Myka’s depiction of Stefan evokes some of the same language she often uses to describe Romania itself, as in “Manna from Heaven” when the marketplace—piaţa—is depicted as “nothing but winter-hued sadness.” The country becomes a lens through which we view each of these characters, much like Sherwood Anderson’s Winesburg, Ohio. The characters in King of the Gypsies represent specific aspects of a much larger context: the grim disparity between Romanians’ democratic aspirations prior to the revolution and their subsequent disillusionment. And while this context is universal throughout the collection, the characters’ vastly different responses make the stories that much richer.

One of the ways the author achieves this is by contrasting the austerity of Romanian ethos with Americans’ sunny naivety. In both “Lessons in Romanian” and “Manna from Heaven,” American narrators, drawn to the country to teach, find their good intentions put under scrutiny. Consider in “Manna” when Stella, our American protagonist, balks at the sight of a pig being slaughtered:

But even Magda, patient Magda, had her limits. Where do you think your precious bacon comes from, draga? she said . . . It’s a fact of life. This is how they get meat in America, too, you know. In fact, it’s probably less human there than here. At least that pig back there had a good life before it went.

Here we are shown how fragile our goodwill is when confronted with the kind of poverty that we in the West rarely experience firsthand. That’s the real story here, Romania’s ongoing struggle for identity in the wake of revolt, the realities of which are not withheld from us.

In fact, if there is any charge to level against King of the Gypsies, it might be a tendency to oversell the drama. Even Winesburg, Ohio has been accused of wistfulness and redundancy, and Gypsies has its share of similar moments. “Palace Girls,” for instance, comes dangerously close to bludgeoning us with its bleakness: “[T]he girls don’t like the English bar. The windows were shattered during the protests in ’89 and haven’t been fixed since. Rain water puddles up across the floor, mixing with grime, milky and gray, making the tiles bubble and peel, the glue from underneath catching on heels and the hems of long skirts. It reeks of mildew . . .” The writing here is wonderfully descriptive, but I still couldn’t help wondering: is there any hope left in these characters’ lives? And if not, what is our connection to them?

Fortunately, what keeps the narrative afloat in these instances is the author’s sense of control. Even when the descriptions of this depressive landscape border on repetitive, we never feel like she has lost the reins of the prose. Everything here has a purpose, including those moments of melodrama because, well, Romania is a place of melodrama. As Emma Graham-Harrison mentions in a 2014 article for the Guardian, even dissident poet Ana Blandiana, who the government put under surveillance for years, was appalled by the timing of Ceauşescu’s execution: “I thought, ‘Dear God, to kill someone on Christmas day!’ It doesn’t matter how bad they are, this should be a celebration of life.”

Even more appalling, however, is the notion that the 1989 revolution accomplished far less than most Romanians had hoped.
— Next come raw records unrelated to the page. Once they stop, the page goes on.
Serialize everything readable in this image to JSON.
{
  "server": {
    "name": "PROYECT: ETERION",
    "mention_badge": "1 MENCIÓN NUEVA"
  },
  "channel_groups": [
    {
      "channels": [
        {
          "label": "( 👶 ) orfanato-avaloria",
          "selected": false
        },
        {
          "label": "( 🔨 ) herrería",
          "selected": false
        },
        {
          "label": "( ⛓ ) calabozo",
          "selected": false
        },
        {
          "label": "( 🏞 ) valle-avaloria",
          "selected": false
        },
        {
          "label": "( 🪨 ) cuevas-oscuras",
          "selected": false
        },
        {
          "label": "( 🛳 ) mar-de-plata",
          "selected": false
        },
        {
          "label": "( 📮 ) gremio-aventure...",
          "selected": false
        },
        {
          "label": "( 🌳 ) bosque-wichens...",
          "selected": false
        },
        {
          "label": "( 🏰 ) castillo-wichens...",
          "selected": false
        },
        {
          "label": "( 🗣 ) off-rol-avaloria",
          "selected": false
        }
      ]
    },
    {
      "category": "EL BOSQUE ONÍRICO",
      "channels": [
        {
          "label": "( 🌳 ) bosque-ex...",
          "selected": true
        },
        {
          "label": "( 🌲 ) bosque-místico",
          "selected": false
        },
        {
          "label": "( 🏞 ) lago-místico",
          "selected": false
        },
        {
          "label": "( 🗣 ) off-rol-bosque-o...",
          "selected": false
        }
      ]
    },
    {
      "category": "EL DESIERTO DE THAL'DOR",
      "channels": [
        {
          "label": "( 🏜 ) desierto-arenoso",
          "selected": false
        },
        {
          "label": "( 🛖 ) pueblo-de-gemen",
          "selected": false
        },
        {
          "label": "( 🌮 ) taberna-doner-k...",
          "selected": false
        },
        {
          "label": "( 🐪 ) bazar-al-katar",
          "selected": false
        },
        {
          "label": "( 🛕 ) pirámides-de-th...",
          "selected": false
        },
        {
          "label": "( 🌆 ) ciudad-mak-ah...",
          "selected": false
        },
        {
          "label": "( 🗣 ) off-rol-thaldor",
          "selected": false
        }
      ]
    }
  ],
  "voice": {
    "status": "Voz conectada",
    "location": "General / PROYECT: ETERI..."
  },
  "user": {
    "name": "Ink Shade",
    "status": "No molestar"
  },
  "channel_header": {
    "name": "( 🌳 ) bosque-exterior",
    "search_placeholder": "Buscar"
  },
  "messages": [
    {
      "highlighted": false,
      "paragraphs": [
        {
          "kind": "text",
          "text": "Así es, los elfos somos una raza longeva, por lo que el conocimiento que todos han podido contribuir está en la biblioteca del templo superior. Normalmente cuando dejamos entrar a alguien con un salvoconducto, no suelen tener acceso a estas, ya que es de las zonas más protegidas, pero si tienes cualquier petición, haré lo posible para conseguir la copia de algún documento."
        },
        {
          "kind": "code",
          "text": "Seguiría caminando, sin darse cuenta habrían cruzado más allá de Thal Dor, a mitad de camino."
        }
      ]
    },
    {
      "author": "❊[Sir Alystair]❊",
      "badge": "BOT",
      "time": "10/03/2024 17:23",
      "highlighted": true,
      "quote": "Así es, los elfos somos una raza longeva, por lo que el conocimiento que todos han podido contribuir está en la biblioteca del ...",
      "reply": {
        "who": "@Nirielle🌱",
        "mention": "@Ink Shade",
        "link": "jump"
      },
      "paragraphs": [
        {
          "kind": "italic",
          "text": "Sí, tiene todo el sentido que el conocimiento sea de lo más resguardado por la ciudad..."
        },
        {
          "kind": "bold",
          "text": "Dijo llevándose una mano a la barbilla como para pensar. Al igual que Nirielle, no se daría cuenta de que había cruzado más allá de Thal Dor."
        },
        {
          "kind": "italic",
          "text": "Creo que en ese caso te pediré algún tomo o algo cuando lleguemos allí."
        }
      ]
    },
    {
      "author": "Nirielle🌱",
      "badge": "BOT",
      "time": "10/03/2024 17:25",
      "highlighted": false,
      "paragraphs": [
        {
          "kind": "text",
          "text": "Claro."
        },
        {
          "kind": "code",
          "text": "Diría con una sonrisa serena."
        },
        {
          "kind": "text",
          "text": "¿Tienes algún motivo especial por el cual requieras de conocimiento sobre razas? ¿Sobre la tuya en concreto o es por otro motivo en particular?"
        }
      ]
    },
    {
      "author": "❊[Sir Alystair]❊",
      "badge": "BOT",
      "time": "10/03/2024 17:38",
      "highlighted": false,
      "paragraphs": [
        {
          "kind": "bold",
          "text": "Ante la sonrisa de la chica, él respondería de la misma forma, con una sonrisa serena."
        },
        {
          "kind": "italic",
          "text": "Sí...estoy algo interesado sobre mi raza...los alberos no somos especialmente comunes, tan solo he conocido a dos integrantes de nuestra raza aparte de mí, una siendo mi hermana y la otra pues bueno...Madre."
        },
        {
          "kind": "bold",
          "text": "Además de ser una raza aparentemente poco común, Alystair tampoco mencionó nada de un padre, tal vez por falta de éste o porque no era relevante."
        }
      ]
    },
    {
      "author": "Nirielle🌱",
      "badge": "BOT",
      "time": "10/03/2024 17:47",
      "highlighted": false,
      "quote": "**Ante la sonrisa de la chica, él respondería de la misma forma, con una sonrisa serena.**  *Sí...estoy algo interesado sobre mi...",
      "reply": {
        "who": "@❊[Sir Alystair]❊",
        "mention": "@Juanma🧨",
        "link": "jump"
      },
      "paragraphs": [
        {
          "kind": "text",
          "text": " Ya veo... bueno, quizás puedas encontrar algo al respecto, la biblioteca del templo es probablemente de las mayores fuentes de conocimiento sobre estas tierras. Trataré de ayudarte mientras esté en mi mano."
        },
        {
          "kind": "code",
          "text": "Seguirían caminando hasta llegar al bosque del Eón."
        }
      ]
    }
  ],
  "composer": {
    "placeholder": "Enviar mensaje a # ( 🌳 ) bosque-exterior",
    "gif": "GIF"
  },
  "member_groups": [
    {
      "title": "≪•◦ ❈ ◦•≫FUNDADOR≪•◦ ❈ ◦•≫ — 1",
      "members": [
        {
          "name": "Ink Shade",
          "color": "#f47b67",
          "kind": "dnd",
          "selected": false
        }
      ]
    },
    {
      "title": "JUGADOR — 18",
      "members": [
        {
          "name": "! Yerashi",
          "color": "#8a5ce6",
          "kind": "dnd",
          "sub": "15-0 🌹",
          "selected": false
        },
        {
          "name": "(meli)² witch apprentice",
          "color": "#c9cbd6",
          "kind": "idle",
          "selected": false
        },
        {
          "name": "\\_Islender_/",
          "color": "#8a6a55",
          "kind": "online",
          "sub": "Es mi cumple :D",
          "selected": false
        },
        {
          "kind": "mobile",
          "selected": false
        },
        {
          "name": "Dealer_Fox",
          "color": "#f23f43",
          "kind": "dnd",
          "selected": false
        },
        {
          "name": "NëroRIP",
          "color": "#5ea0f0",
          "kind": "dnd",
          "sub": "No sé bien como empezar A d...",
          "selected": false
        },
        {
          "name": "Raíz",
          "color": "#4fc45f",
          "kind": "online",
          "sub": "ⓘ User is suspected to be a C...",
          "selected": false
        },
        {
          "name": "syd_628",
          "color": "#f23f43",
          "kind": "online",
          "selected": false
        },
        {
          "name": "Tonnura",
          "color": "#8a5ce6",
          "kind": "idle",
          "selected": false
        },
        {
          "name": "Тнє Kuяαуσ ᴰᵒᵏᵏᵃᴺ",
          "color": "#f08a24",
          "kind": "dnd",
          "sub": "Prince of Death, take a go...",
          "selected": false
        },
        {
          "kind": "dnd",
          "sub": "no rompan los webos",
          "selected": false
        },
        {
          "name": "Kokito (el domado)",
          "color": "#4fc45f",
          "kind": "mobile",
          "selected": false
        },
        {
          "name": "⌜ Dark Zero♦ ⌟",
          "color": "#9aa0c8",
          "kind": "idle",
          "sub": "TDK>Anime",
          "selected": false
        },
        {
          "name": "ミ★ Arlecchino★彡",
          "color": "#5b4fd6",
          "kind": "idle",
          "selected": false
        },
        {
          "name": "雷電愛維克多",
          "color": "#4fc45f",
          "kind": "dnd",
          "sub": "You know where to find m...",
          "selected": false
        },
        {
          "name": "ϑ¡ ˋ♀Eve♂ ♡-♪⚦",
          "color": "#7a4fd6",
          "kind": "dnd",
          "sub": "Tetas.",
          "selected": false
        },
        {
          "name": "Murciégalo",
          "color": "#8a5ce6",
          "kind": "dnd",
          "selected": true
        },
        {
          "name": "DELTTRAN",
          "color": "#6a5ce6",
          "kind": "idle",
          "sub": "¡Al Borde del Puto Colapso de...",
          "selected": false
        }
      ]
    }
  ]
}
To this day Ceauşescu is the only person to be found guilty of crimes related to the nation’s fifty-year communist regime, and the political climate has improved very little. Still, whether the revolution was indeed worth the chaos that followed is a question that Lenore Myka wants us to consider. She isn’t just telling stories here. She is sifting through a history which Western idealism tends to ignore, and by this measure King of the Gypsies isn’t just a story collection; it is a poignant reminder that complexity and virtue are only ever borne out of hardship.

Jeremy Griffin is the author of a collection of short fiction from SFASU Press titled A Last Resort for Desperate People. His work has appeared in such journals as the Indiana Review, Iowa Review, and Shenandoah. Currently, he is a lecturer in the English Department at Coastal Carolina University in Conway, South Carolina.